Carpenter, Ted Gallen, America’s Coming War with China: A Collision Course over Taiwan, Palgrave Macmillan,
2005, 46-47 and 66-70.
 Ibid, 86-94.
 Sutter, Chinese Foreign Relations, 308.
 Shirk, China: Fragile Superpower, 144.
 Sutter, Chinese Foreign Relations, 308.
 Jakoban, Linda, ‘China’s Foreign Policy Dilemma, The Lowy Institute, 2013, 2.
 Quoted in Foreign Policy, March 28th, 2013, ‘China’s Glass Ceiling.’ Accessed 05/01/2014.
 Ford, Mind of Empire, 256.
 Sutter, Chinese Foreign Relations, 228.
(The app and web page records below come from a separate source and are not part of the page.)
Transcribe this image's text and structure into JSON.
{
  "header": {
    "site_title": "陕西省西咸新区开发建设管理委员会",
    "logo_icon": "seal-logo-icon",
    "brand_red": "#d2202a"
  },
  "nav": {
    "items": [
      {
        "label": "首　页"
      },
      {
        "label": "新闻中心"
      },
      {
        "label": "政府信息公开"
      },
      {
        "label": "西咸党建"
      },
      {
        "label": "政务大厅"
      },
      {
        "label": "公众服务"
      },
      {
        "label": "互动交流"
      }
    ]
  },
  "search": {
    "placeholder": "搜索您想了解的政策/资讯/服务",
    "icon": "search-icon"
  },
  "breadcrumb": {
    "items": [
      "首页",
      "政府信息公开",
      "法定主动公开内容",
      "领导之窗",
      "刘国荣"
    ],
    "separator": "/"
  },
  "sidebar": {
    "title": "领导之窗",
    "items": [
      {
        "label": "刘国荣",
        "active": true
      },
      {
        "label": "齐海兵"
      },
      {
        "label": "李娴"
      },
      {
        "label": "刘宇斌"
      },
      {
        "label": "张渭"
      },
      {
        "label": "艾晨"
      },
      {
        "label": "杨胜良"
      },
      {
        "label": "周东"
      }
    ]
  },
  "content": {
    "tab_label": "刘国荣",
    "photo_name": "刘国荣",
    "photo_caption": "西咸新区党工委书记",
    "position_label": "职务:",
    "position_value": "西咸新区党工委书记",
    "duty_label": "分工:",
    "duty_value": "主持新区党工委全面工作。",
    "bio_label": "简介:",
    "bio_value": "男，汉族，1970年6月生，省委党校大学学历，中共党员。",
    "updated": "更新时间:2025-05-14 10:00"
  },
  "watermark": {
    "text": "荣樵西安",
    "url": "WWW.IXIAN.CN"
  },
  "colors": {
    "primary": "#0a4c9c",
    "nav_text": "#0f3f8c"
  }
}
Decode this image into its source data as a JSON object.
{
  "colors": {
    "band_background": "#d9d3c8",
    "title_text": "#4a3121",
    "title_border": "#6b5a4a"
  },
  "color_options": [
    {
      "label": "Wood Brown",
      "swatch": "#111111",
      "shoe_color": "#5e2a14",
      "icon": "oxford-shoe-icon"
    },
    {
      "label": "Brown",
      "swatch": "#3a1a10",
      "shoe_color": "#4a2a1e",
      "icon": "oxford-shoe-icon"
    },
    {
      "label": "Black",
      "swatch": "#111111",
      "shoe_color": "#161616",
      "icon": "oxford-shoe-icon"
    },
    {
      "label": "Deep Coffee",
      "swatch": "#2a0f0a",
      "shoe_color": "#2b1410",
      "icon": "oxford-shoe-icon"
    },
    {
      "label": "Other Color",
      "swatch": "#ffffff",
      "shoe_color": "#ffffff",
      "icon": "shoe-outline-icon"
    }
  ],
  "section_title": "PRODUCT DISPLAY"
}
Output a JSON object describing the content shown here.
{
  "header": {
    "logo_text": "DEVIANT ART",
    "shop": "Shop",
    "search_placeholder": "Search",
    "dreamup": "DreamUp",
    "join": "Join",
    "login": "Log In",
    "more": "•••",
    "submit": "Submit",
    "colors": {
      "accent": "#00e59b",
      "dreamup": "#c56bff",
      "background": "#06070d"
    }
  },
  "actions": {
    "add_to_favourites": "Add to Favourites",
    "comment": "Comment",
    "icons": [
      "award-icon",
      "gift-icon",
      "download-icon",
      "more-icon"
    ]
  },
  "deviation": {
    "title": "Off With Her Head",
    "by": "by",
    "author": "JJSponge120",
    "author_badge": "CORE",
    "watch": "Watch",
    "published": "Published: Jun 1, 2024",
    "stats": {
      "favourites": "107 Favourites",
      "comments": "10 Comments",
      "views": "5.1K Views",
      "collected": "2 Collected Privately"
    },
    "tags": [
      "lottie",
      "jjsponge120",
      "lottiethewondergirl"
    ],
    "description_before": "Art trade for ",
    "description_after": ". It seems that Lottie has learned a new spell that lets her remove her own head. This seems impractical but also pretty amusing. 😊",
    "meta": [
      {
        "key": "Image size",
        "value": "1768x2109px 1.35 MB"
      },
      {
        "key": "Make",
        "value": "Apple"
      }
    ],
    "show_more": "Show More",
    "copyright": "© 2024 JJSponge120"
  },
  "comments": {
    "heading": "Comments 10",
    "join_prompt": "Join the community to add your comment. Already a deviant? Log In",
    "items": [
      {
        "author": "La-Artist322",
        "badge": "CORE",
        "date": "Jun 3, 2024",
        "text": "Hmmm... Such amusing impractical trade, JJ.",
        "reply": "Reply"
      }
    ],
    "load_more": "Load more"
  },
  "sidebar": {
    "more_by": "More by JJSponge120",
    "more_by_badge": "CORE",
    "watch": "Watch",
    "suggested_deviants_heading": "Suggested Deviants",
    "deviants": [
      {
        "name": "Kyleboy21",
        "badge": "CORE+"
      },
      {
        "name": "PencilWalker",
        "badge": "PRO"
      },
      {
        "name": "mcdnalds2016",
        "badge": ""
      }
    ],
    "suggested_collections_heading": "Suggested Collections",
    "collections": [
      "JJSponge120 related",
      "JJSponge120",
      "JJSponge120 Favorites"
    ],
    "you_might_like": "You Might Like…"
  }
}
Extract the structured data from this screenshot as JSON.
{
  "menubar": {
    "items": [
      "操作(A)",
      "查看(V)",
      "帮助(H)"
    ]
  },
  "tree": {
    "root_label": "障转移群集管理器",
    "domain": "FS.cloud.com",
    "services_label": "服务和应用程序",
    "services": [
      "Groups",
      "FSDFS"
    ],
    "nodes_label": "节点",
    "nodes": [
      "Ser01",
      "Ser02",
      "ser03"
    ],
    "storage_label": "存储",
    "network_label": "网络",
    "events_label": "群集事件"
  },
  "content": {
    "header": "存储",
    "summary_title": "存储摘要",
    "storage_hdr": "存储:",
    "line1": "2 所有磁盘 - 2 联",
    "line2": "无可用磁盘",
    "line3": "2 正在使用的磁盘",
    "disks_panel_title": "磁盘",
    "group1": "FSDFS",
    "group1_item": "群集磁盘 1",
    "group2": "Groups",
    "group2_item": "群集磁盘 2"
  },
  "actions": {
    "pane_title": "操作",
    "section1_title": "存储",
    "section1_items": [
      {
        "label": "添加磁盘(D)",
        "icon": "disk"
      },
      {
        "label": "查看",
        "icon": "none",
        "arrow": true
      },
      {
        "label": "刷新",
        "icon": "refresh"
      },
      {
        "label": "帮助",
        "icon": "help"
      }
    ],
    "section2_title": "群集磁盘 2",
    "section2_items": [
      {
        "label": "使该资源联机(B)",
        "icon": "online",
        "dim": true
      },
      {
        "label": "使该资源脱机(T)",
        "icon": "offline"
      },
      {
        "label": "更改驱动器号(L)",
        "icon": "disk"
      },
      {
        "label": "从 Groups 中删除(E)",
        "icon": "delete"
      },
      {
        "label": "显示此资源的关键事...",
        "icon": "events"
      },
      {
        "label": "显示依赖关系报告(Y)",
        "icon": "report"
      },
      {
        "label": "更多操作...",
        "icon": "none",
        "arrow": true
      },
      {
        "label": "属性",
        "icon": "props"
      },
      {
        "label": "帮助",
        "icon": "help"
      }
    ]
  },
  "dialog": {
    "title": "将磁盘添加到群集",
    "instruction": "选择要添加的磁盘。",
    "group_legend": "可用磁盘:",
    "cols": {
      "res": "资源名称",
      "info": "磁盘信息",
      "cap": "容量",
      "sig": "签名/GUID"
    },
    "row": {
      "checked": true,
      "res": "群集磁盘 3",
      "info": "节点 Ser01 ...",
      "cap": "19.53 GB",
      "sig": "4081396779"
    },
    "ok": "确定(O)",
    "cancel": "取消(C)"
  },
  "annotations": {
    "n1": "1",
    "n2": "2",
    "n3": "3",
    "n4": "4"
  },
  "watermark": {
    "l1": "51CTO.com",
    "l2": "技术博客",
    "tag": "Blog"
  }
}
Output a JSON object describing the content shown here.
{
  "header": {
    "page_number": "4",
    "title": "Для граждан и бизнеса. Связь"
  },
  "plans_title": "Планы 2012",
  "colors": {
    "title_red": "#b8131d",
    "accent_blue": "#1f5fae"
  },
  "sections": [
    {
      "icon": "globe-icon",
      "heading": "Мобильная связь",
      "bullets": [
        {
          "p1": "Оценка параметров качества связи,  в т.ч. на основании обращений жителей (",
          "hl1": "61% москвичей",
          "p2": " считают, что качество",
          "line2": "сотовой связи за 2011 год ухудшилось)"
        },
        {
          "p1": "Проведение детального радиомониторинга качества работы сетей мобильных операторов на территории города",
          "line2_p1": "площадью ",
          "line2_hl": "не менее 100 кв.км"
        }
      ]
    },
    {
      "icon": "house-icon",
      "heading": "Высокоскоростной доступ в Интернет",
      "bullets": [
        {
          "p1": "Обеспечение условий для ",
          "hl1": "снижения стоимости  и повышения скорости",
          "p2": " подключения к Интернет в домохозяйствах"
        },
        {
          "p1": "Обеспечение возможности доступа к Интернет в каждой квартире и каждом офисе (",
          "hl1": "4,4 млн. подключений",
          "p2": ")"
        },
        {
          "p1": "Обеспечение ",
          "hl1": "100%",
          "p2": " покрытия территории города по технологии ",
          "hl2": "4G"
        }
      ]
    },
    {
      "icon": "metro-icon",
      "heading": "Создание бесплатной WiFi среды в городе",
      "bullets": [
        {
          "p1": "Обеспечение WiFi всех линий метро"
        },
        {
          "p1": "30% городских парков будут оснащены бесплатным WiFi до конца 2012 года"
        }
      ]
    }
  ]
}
 Bader, 105.
 Economist, The Rocky Road to Revival, December 15th 2012.
 Bader, Obama and China’s Rise, 108.
 Goldstein, Avery, ‘U.S.-China Interactions in Asia’, 269.
 Ford, Mind of Empire, 245.
 Ibid, 246.
 Ibid, 249-280.
 Ibid, 273 .
 Ibid, 246.
 Kirby, ‘Traditions of Centrality’, 16.
 Ibid, 16.
 Ibid, 16.
 Ibid, 117-119.
 Ibid, 19.
 Ibid, 18.
 Mosher, Hegemon, 78.
 Garver, Foreign Relations of the People’s Republic, 111.
Schell and Delury, Wealth and Power, 21.
 Mosher, Hegemon, 8.
 Freedman, Noah, Cool War: The Future of Global Competition, Random House, 2013, 71-85.
 Zhao, Suisheng, ‘We are Patriots first, Democrats Second’, Freidman, Edward and Barrett L. McCormick (Eds.),
What if China doesn’t Democratize: Implications for War and Peace, M.E.Sharpe, 2000, 21-43.
 Buruma, Ian: A Japanese Mirror: Heroes and Villains of Japanese Culture, Jonathan Cape Ltd. 1984.
Robinson, ‘China’s Foreign Policy from the 1940s to the 1990s.’, 556, 560.
 Zhang, Yongjin, China in International Society Since 1949: Alienation and Beyond. St. Martin Press Inc. 1998.
 Ford, Mind of Empire,153 .
 Luce, Edward, In Spite of the Gods: The Strange Rise of Modern India, Little, Brown, 2006.
 Shirk, China: Fragile Superpower, 153.
 Callahan, China: Pessoptimist Nation, 9.
 Friedman, Anti Imperialism in Chinese Foreign Policy, 95.
 Gries, China’s New Nationalism, 1-4.
 Mosher, Hegemon, 14.
Callahan , China: Pessoptimist Nation, 42.
Gries, Peter, China’s New Nationalism, 24, 131.
 Ibid, 42.
 Kynge, China Shakes the World, 204.
 Ibid, 204.
 Marr, Andrew, A History of the World, BBC, 1996, 38.
 Callahan, China: Pessoptimist Nation, 9.
 Ibid, 196.
 Ibid, 74.
 Nye, Jr. Joseph S, The Future of Power, Public Affairs, 2011, 184-6.
 Shambaugh, David,(Ed.), China Goes Global: The Partial Power, Oxford University Press, 2013, 1-13.
 Callahan, China: Pessoptimist Nation, 197.
 Gries, China’s New Nationalism, 10.
 Ibid, 185.
 Swaine, Micheal D. And Tellis, Ahsley J., Interpreting China’s Grand Strategy: Past, Present and Future, RAND,
 Nye, Jr. Joseph S, Soft Power: The Means to Success In World Politics, Public Affairs, 2004.
 Ikenberry, John, G., Liberal Leviathan: The Origins, Crises, and Transformation of the American World Order, Princeton University Press, 2011.